» MATERIAL FOR THE TASK:
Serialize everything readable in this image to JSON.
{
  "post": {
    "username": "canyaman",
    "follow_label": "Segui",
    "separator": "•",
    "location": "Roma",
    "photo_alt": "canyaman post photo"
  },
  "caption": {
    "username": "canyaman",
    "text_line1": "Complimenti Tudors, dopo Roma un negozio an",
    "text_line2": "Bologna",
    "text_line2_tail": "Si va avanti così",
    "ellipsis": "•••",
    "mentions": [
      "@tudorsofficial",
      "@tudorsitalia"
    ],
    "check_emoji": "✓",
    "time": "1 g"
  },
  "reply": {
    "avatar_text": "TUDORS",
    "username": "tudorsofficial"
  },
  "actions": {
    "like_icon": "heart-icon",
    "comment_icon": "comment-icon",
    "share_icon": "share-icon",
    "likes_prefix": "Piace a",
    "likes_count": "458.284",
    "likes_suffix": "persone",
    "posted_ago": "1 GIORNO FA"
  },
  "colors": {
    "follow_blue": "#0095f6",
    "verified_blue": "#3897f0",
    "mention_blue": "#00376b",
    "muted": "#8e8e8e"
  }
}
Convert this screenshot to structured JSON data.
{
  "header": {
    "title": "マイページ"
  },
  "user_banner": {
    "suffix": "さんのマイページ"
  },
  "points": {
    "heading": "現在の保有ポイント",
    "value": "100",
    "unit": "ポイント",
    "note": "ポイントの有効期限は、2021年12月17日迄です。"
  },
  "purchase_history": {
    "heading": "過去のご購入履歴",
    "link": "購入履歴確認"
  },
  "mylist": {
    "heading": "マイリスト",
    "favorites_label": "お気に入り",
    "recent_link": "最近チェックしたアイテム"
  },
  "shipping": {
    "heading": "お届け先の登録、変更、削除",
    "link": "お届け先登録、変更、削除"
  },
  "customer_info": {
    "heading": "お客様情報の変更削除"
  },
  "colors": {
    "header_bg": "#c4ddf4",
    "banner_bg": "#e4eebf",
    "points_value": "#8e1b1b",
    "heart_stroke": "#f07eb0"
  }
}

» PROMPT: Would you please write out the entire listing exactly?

» EXERCISE OUTPUT:
Serialize everything readable in this image to JSON.
{
  "post": {
    "username": "canyaman",
    "follow_label": "Segui",
    "separator": "•",
    "location": "Roma",
    "photo_alt": "canyaman post photo"
  },
  "caption": {
    "username": "canyaman",
    "text_line1": "Complimenti Tudors, dopo Roma un negozio an",
    "text_line2": "Bologna",
    "text_line2_tail": "Si va avanti così",
    "ellipsis": "•••",
    "mentions": [
      "@tudorsofficial",
      "@tudorsitalia"
    ],
    "check_emoji": "✓",
    "time": "1 g"
  },
  "reply": {
    "avatar_text": "TUDORS",
    "username": "tudorsofficial"
  },
  "actions": {
    "like_icon": "heart-icon",
    "comment_icon": "comment-icon",
    "share_icon": "share-icon",
    "likes_prefix": "Piace a",
    "likes_count": "458.284",
    "likes_suffix": "persone",
    "posted_ago": "1 GIORNO FA"
  },
  "colors": {
    "follow_blue": "#0095f6",
    "verified_blue": "#3897f0",
    "mention_blue": "#00376b",
    "muted": "#8e8e8e"
  }
}
Convert this screenshot to structured JSON data.
{
  "header": {
    "title": "マイページ"
  },
  "user_banner": {
    "suffix": "さんのマイページ"
  },
  "points": {
    "heading": "現在の保有ポイント",
    "value": "100",
    "unit": "ポイント",
    "note": "ポイントの有効期限は、2021年12月17日迄です。"
  },
  "purchase_history": {
    "heading": "過去のご購入履歴",
    "link": "購入履歴確認"
  },
  "mylist": {
    "heading": "マイリスト",
    "favorites_label": "お気に入り",
    "recent_link": "最近チェックしたアイテム"
  },
  "shipping": {
    "heading": "お届け先の登録、変更、削除",
    "link": "お届け先登録、変更、削除"
  },
  "customer_info": {
    "heading": "お客様情報の変更削除"
  },
  "colors": {
    "header_bg": "#c4ddf4",
    "banner_bg": "#e4eebf",
    "points_value": "#8e1b1b",
    "heart_stroke": "#f07eb0"
  }
}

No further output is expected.